Data for the task START

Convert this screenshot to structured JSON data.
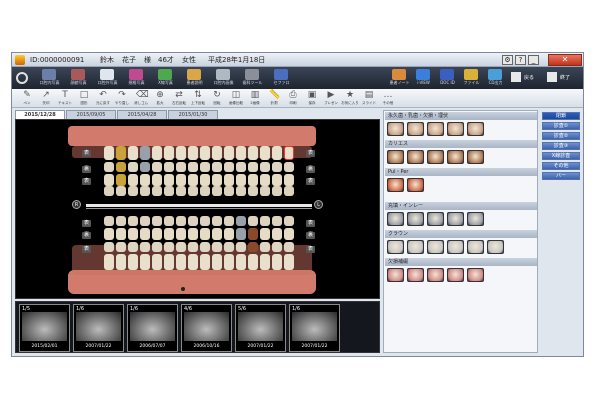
{
  "window": {
    "patient_id": "ID:0000000091",
    "surname": "鈴木",
    "given_name": "花子",
    "honorific": "様",
    "age": "46才",
    "sex": "女性",
    "date": "平成28年1月18日",
    "controls": {
      "help": "?",
      "minimize": "_",
      "maximize": "□",
      "close": "✕"
    }
  },
  "toolbar_main": {
    "items": [
      {
        "label": "口腔内写真",
        "color": "#6b7fa8"
      },
      {
        "label": "顔貌写真",
        "color": "#a85a5a"
      },
      {
        "label": "口腔外写真",
        "color": "#dfe6ee"
      },
      {
        "label": "規格写真",
        "color": "#c04a8f"
      },
      {
        "label": "X線写真",
        "color": "#4ea84e"
      },
      {
        "label": "患者説明",
        "color": "#d9a64a"
      },
      {
        "label": "口腔内画像",
        "color": "#b0b8c4"
      },
      {
        "label": "歯科ツール",
        "color": "#8a8f99"
      },
      {
        "label": "セファロ",
        "color": "#4a6fbf"
      }
    ],
    "right_items": [
      {
        "label": "患者ノート",
        "color": "#d98a3a"
      },
      {
        "label": "i-VIEW",
        "color": "#3a7fd9"
      },
      {
        "label": "DOC ID",
        "color": "#3a5fbf"
      },
      {
        "label": "ファイル",
        "color": "#d9b03a"
      },
      {
        "label": "CD出力",
        "color": "#4a9fd9"
      }
    ],
    "user_items": [
      {
        "label": "戻る"
      },
      {
        "label": "終了"
      }
    ]
  },
  "toolbar_tools": {
    "items": [
      {
        "label": "ペン",
        "icon": "pen-icon"
      },
      {
        "label": "矢印",
        "icon": "arrow-icon"
      },
      {
        "label": "テキスト",
        "icon": "text-icon"
      },
      {
        "label": "図形",
        "icon": "shape-icon"
      },
      {
        "label": "元に戻す",
        "icon": "undo-icon"
      },
      {
        "label": "やり直し",
        "icon": "redo-icon"
      },
      {
        "label": "消しゴム",
        "icon": "eraser-icon"
      },
      {
        "label": "拡大",
        "icon": "zoom-icon"
      },
      {
        "label": "左右反転",
        "icon": "flip-icon"
      },
      {
        "label": "上下反転",
        "icon": "flip-v-icon"
      },
      {
        "label": "回転",
        "icon": "rotate-icon"
      },
      {
        "label": "画像比較",
        "icon": "compare-icon"
      },
      {
        "label": "2画像",
        "icon": "two-image-icon"
      },
      {
        "label": "計測",
        "icon": "measure-icon"
      },
      {
        "label": "印刷",
        "icon": "print-icon"
      },
      {
        "label": "保存",
        "icon": "save-icon"
      },
      {
        "label": "プレゼン",
        "icon": "presentation-icon"
      },
      {
        "label": "お気に入り",
        "icon": "star-icon"
      },
      {
        "label": "スライド",
        "icon": "slide-icon"
      },
      {
        "label": "その他",
        "icon": "more-icon"
      }
    ]
  },
  "tabs": [
    {
      "label": "2015/12/28",
      "active": true
    },
    {
      "label": "2015/09/05",
      "active": false
    },
    {
      "label": "2015/04/28",
      "active": false
    },
    {
      "label": "2015/01/30",
      "active": false
    }
  ],
  "chart": {
    "row_labels_left": [
      "表",
      "裏",
      "表"
    ],
    "row_labels_right": [
      "表",
      "裏",
      "表"
    ],
    "row_labels_left_lower": [
      "表",
      "裏",
      "表"
    ],
    "row_labels_right_lower": [
      "表",
      "裏",
      "表"
    ],
    "side_right": "R",
    "side_left": "L"
  },
  "xrays": [
    {
      "count": "1/5",
      "date": "2015/02/01"
    },
    {
      "count": "1/6",
      "date": "2007/01/22"
    },
    {
      "count": "1/6",
      "date": "2006/07/07"
    },
    {
      "count": "4/6",
      "date": "2006/10/16"
    },
    {
      "count": "5/6",
      "date": "2007/01/22"
    },
    {
      "count": "1/6",
      "date": "2007/01/22"
    }
  ],
  "panel": {
    "sections": [
      {
        "title": "永久歯・乳歯・欠損・埋伏",
        "icons": 5,
        "color": "#c9a48a"
      },
      {
        "title": "カリエス",
        "icons": 5,
        "color": "#b07a55"
      },
      {
        "title": "Pul・Per",
        "icons": 2,
        "color": "#d46a4a"
      },
      {
        "title": "充填・インレー",
        "icons": 5,
        "color": "#9aa0aa"
      },
      {
        "title": "クラウン",
        "icons": 6,
        "color": "#c7c7c7"
      },
      {
        "title": "欠損補綴",
        "icons": 5,
        "color": "#d48a8a"
      }
    ]
  },
  "side_buttons": [
    {
      "label": "閉鎖"
    },
    {
      "label": "診査①"
    },
    {
      "label": "診査②"
    },
    {
      "label": "診査③"
    },
    {
      "label": "X線診査"
    },
    {
      "label": "その他"
    },
    {
      "label": "バー"
    }
  ]
}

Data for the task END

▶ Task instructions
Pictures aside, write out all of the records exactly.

▶ Task output
Convert this screenshot to structured JSON data.
{
  "window": {
    "patient_id": "ID:0000000091",
    "surname": "鈴木",
    "given_name": "花子",
    "honorific": "様",
    "age": "46才",
    "sex": "女性",
    "date": "平成28年1月18日",
    "controls": {
      "help": "?",
      "minimize": "_",
      "maximize": "□",
      "close": "✕"
    }
  },
  "toolbar_main": {
    "items": [
      {
        "label": "口腔内写真",
        "color": "#6b7fa8"
      },
      {
        "label": "顔貌写真",
        "color": "#a85a5a"
      },
      {
        "label": "口腔外写真",
        "color": "#dfe6ee"
      },
      {
        "label": "規格写真",
        "color": "#c04a8f"
      },
      {
        "label": "X線写真",
        "color": "#4ea84e"
      },
      {
        "label": "患者説明",
        "color": "#d9a64a"
      },
      {
        "label": "口腔内画像",
        "color": "#b0b8c4"
      },
      {
        "label": "歯科ツール",
        "color": "#8a8f99"
      },
      {
        "label": "セファロ",
        "color": "#4a6fbf"
      }
    ],
    "right_items": [
      {
        "label": "患者ノート",
        "color": "#d98a3a"
      },
      {
        "label": "i-VIEW",
        "color": "#3a7fd9"
      },
      {
        "label": "DOC ID",
        "color": "#3a5fbf"
      },
      {
        "label": "ファイル",
        "color": "#d9b03a"
      },
      {
        "label": "CD出力",
        "color": "#4a9fd9"
      }
    ],
    "user_items": [
      {
        "label": "戻る"
      },
      {
        "label": "終了"
      }
    ]
  },
  "toolbar_tools": {
    "items": [
      {
        "label": "ペン",
        "icon": "pen-icon"
      },
      {
        "label": "矢印",
        "icon": "arrow-icon"
      },
      {
        "label": "テキスト",
        "icon": "text-icon"
      },
      {
        "label": "図形",
        "icon": "shape-icon"
      },
      {
        "label": "元に戻す",
        "icon": "undo-icon"
      },
      {
        "label": "やり直し",
        "icon": "redo-icon"
      },
      {
        "label": "消しゴム",
        "icon": "eraser-icon"
      },
      {
        "label": "拡大",
        "icon": "zoom-icon"
      },
      {
        "label": "左右反転",
        "icon": "flip-icon"
      },
      {
        "label": "上下反転",
        "icon": "flip-v-icon"
      },
      {
        "label": "回転",
        "icon": "rotate-icon"
      },
      {
        "label": "画像比較",
        "icon": "compare-icon"
      },
      {
        "label": "2画像",
        "icon": "two-image-icon"
      },
      {
        "label": "計測",
        "icon": "measure-icon"
      },
      {
        "label": "印刷",
        "icon": "print-icon"
      },
      {
        "label": "保存",
        "icon": "save-icon"
      },
      {
        "label": "プレゼン",
        "icon": "presentation-icon"
      },
      {
        "label": "お気に入り",
        "icon": "star-icon"
      },
      {
        "label": "スライド",
        "icon": "slide-icon"
      },
      {
        "label": "その他",
        "icon": "more-icon"
      }
    ]
  },
  "tabs": [
    {
      "label": "2015/12/28",
      "active": true
    },
    {
      "label": "2015/09/05",
      "active": false
    },
    {
      "label": "2015/04/28",
      "active": false
    },
    {
      "label": "2015/01/30",
      "active": false
    }
  ],
  "chart": {
    "row_labels_left": [
      "表",
      "裏",
      "表"
    ],
    "row_labels_right": [
      "表",
      "裏",
      "表"
    ],
    "row_labels_left_lower": [
      "表",
      "裏",
      "表"
    ],
    "row_labels_right_lower": [
      "表",
      "裏",
      "表"
    ],
    "side_right": "R",
    "side_left": "L"
  },
  "xrays": [
    {
      "count": "1/5",
      "date": "2015/02/01"
    },
    {
      "count": "1/6",
      "date": "2007/01/22"
    },
    {
      "count": "1/6",
      "date": "2006/07/07"
    },
    {
      "count": "4/6",
      "date": "2006/10/16"
    },
    {
      "count": "5/6",
      "date": "2007/01/22"
    },
    {
      "count": "1/6",
      "date": "2007/01/22"
    }
  ],
  "panel": {
    "sections": [
      {
        "title": "永久歯・乳歯・欠損・埋伏",
        "icons": 5,
        "color": "#c9a48a"
      },
      {
        "title": "カリエス",
        "icons": 5,
        "color": "#b07a55"
      },
      {
        "title": "Pul・Per",
        "icons": 2,
        "color": "#d46a4a"
      },
      {
        "title": "充填・インレー",
        "icons": 5,
        "color": "#9aa0aa"
      },
      {
        "title": "クラウン",
        "icons": 6,
        "color": "#c7c7c7"
      },
      {
        "title": "欠損補綴",
        "icons": 5,
        "color": "#d48a8a"
      }
    ]
  },
  "side_buttons": [
    {
      "label": "閉鎖"
    },
    {
      "label": "診査①"
    },
    {
      "label": "診査②"
    },
    {
      "label": "診査③"
    },
    {
      "label": "X線診査"
    },
    {
      "label": "その他"
    },
    {
      "label": "バー"
    }
  ]
}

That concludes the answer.